→ **Directions for this task**: Scan the entries below and extract each line with the word "chevron" in it.
:: Supplied entries
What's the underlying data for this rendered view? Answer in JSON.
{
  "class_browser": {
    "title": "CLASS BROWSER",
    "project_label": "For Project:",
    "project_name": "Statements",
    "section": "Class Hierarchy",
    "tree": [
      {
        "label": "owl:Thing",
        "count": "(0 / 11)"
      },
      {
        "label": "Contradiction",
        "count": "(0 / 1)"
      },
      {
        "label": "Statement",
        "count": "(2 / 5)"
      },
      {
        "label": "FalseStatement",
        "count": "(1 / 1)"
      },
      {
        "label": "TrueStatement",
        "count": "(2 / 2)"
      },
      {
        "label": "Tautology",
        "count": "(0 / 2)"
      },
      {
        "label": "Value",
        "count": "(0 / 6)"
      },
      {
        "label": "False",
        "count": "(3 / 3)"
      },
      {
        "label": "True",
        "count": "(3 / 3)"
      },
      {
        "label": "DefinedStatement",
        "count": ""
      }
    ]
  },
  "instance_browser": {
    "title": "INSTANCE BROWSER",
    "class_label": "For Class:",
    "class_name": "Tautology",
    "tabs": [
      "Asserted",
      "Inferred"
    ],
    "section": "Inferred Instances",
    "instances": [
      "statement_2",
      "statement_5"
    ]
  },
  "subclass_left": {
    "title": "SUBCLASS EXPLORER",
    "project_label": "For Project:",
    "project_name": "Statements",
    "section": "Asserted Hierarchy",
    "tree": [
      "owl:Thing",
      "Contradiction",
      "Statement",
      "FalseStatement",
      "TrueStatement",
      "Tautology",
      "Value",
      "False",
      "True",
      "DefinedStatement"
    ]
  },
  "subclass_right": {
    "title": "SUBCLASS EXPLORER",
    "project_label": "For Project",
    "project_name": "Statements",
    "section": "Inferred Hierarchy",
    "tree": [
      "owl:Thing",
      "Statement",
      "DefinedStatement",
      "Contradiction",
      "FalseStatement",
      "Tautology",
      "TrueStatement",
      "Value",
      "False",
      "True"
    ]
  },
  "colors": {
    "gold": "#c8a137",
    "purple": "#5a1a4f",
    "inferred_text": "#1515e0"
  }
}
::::
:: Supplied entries
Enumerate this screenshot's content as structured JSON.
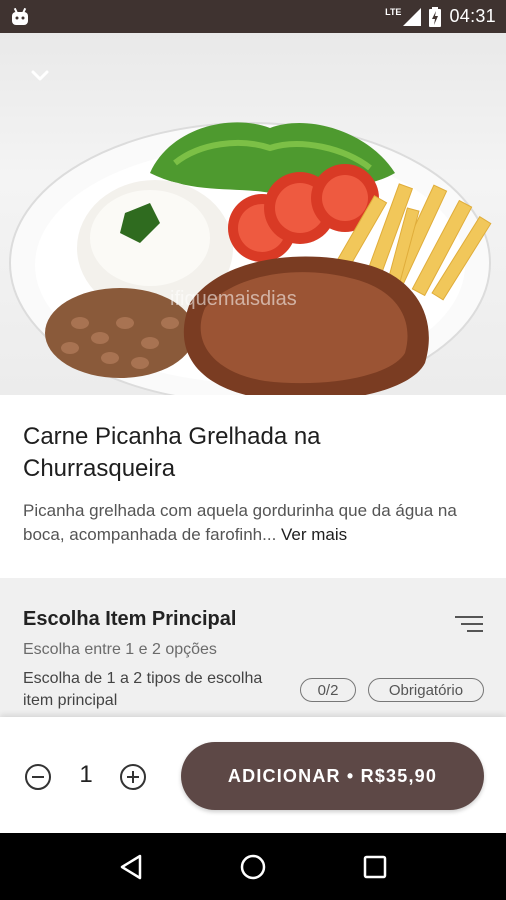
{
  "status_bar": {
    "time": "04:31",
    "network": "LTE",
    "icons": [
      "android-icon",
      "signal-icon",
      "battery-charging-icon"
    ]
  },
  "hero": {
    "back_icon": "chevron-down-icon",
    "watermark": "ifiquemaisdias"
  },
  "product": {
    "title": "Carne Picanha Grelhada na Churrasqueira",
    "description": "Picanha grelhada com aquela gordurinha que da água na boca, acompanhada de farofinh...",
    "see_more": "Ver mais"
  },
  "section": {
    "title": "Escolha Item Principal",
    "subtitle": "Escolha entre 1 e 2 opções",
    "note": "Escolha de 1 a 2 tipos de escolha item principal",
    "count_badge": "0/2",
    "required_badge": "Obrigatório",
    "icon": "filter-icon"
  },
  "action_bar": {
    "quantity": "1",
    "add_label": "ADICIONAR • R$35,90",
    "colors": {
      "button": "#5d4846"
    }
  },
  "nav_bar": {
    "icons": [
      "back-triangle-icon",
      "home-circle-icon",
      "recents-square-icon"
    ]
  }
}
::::
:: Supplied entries
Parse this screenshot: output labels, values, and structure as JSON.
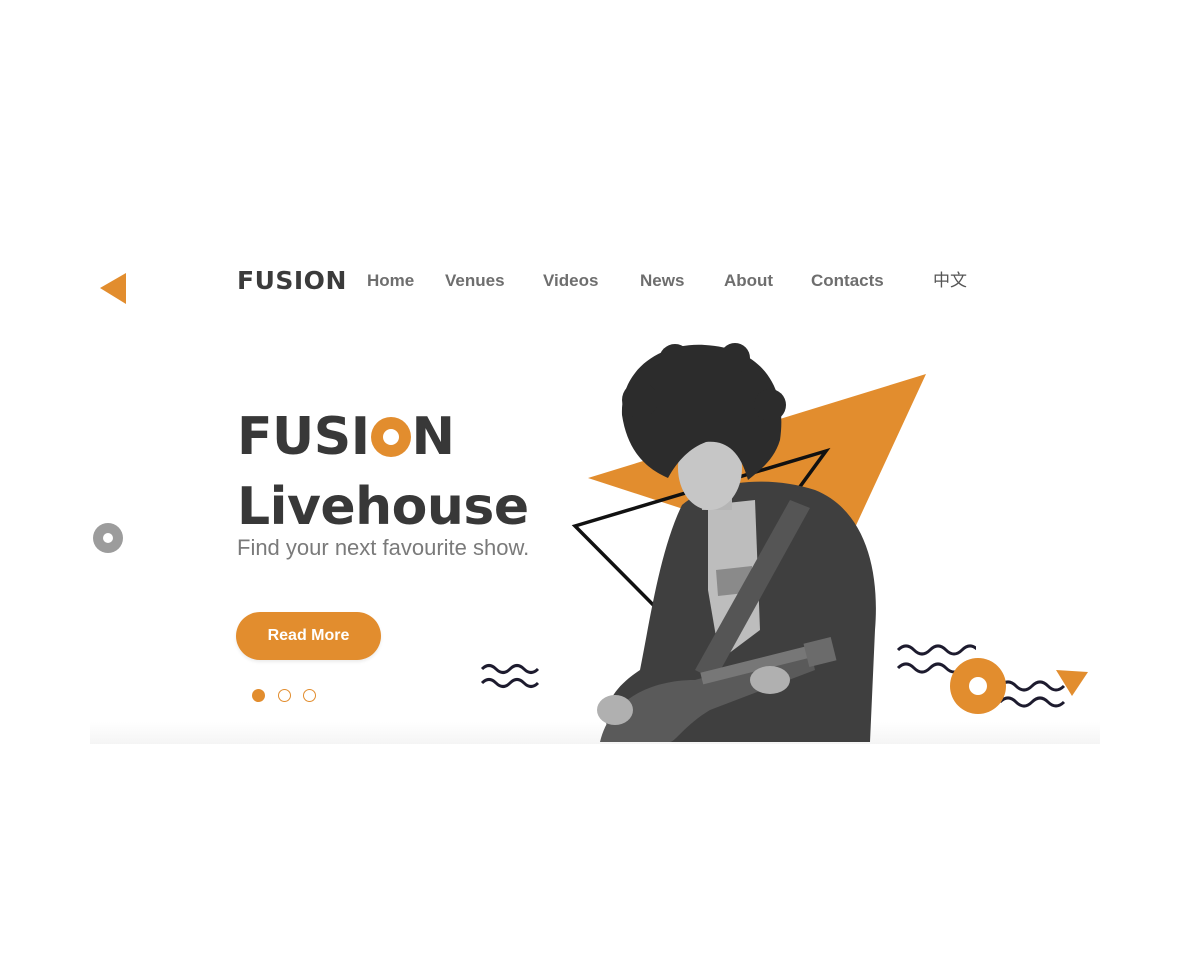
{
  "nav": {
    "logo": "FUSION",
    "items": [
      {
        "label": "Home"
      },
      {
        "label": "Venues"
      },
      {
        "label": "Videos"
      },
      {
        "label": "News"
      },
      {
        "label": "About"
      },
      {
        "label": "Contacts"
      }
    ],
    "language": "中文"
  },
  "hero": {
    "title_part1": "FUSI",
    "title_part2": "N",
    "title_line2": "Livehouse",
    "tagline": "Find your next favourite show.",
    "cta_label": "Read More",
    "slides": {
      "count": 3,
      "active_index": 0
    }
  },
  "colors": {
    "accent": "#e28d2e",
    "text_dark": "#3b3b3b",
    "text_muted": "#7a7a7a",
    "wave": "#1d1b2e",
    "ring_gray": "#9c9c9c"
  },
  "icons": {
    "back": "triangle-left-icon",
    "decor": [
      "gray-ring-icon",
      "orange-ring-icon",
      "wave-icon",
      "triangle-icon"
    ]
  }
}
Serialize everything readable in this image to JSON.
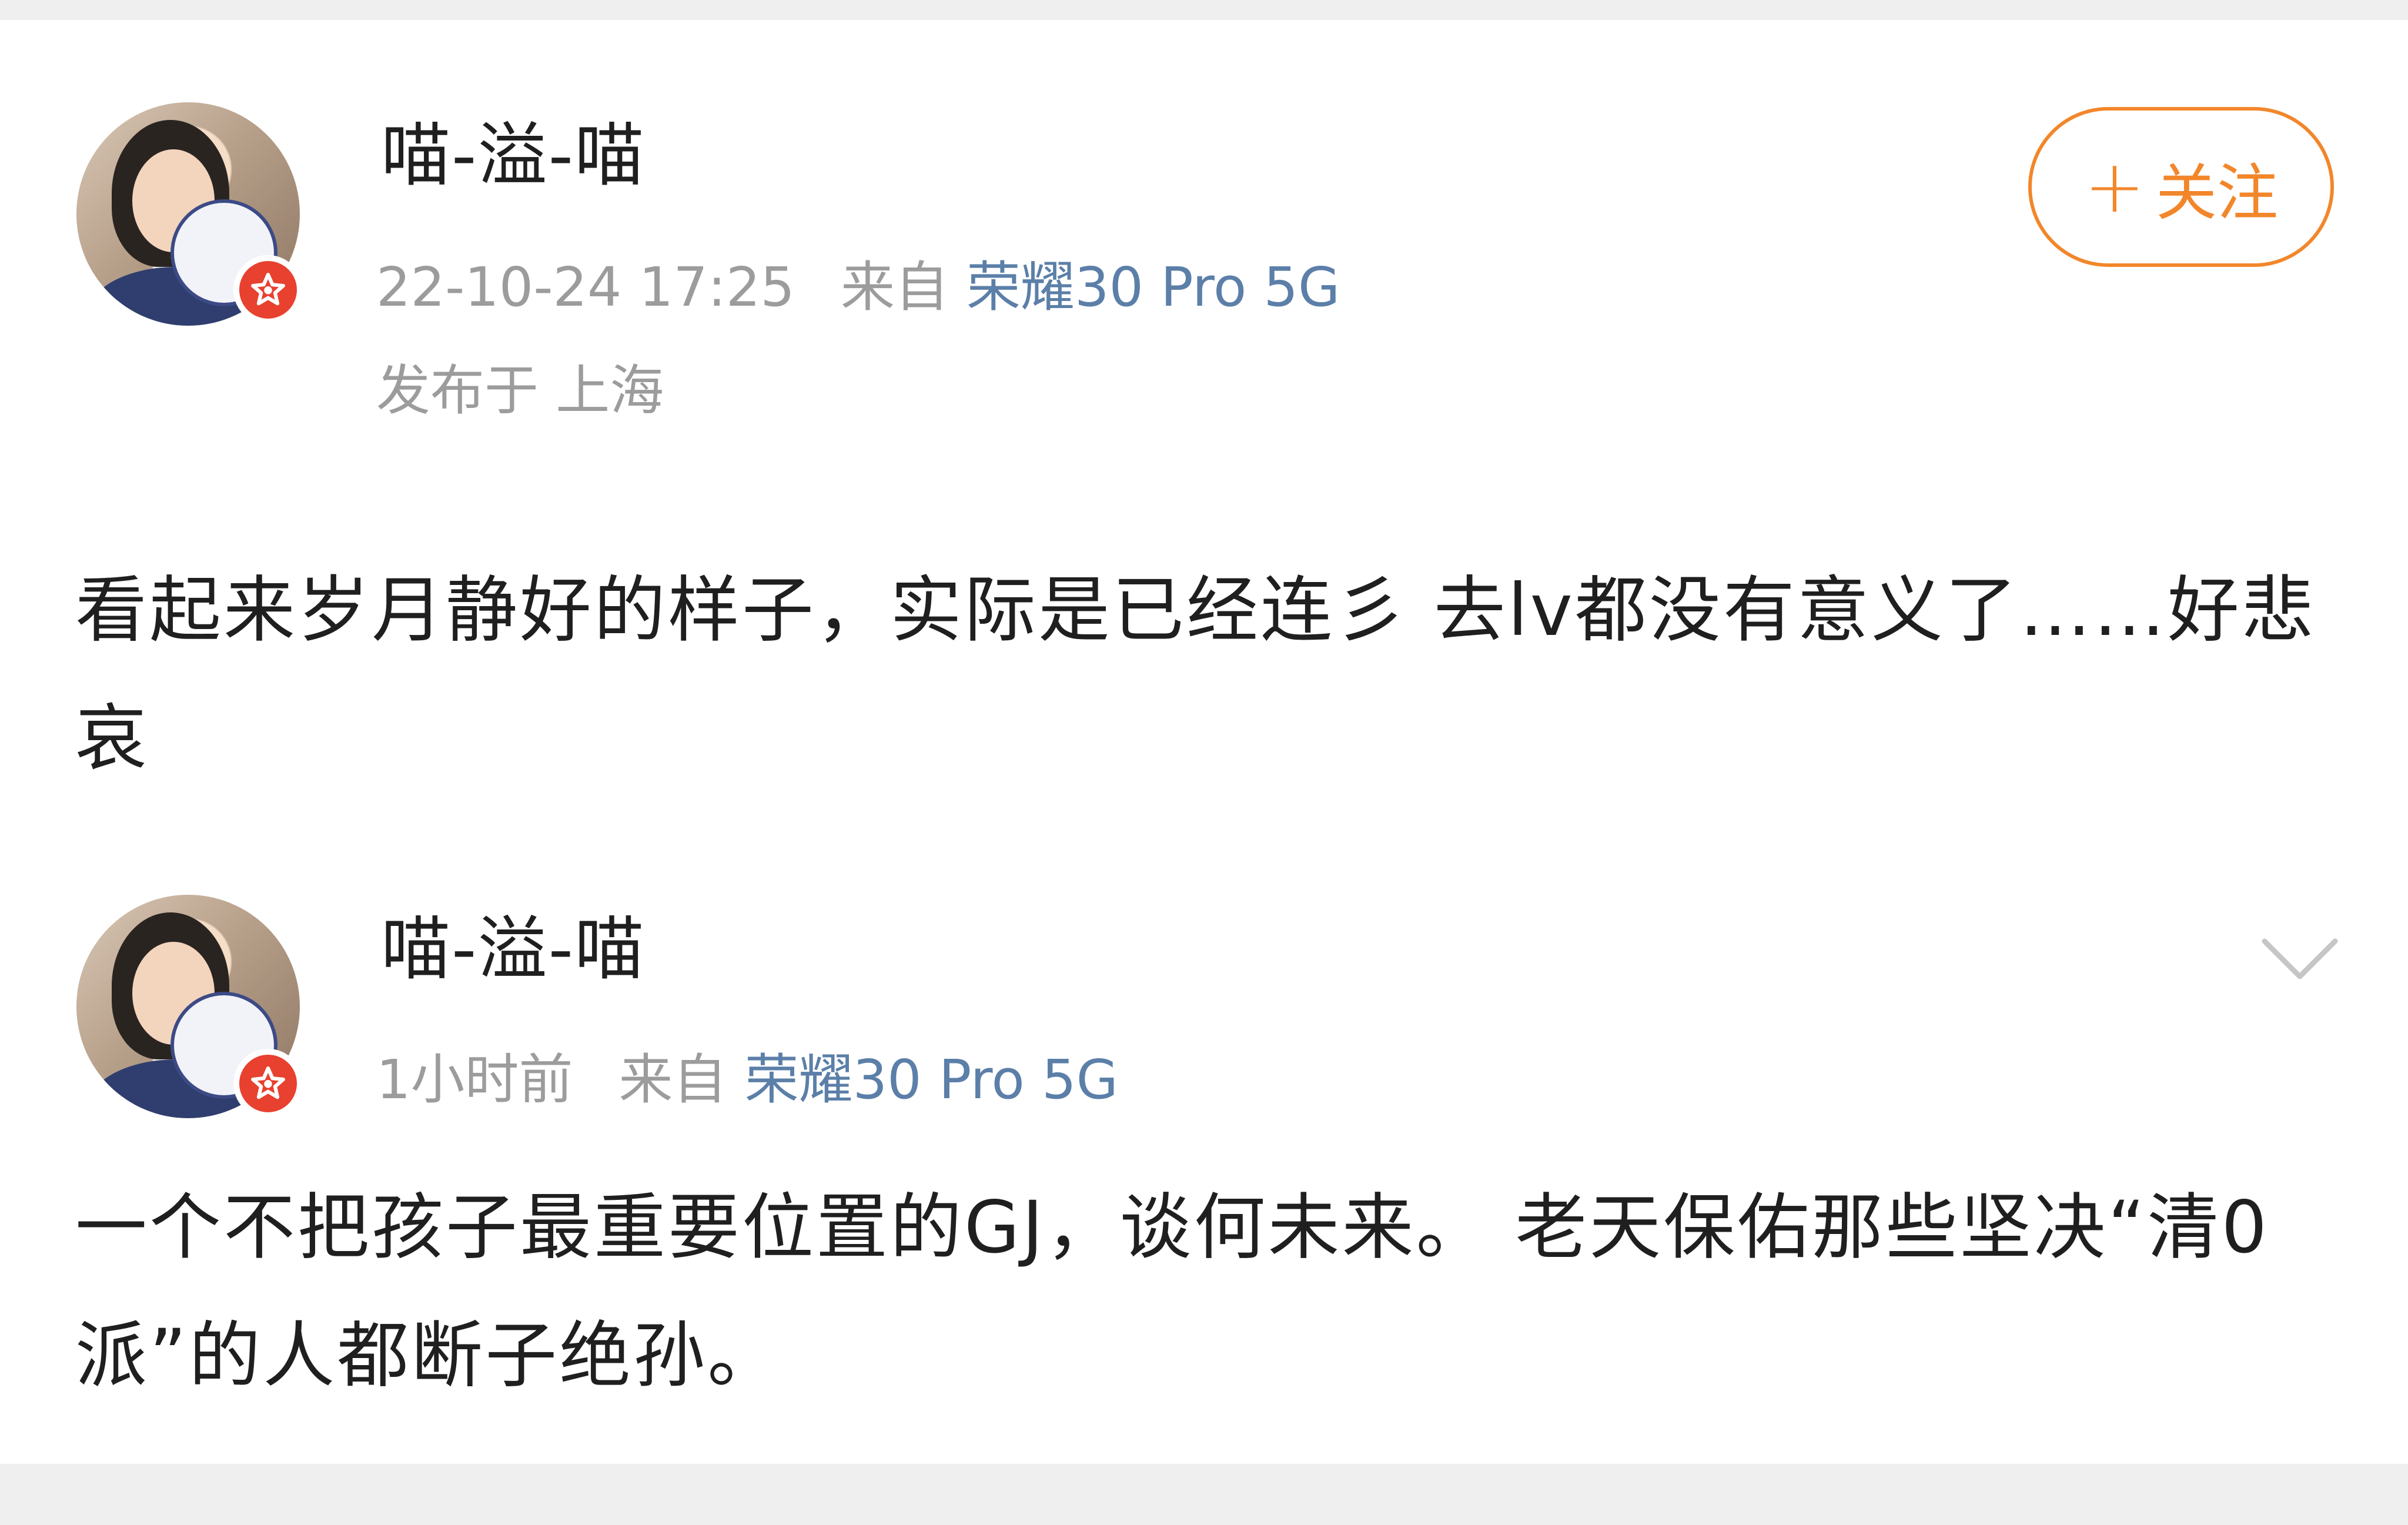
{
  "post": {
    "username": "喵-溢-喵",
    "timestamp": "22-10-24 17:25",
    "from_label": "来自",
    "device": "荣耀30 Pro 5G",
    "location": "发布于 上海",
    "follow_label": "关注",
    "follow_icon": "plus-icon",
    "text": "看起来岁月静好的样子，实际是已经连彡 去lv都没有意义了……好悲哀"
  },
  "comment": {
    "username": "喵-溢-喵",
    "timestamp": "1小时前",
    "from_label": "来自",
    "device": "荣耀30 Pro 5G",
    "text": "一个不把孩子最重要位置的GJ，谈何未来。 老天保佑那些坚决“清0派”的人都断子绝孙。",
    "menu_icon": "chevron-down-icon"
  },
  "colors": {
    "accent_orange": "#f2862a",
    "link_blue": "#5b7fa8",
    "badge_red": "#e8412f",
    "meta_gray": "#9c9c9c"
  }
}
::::
→ **Finished exercise**:
    "back_icon": "chevron-down-icon",
    "menu_icon": "chevron-down-icon"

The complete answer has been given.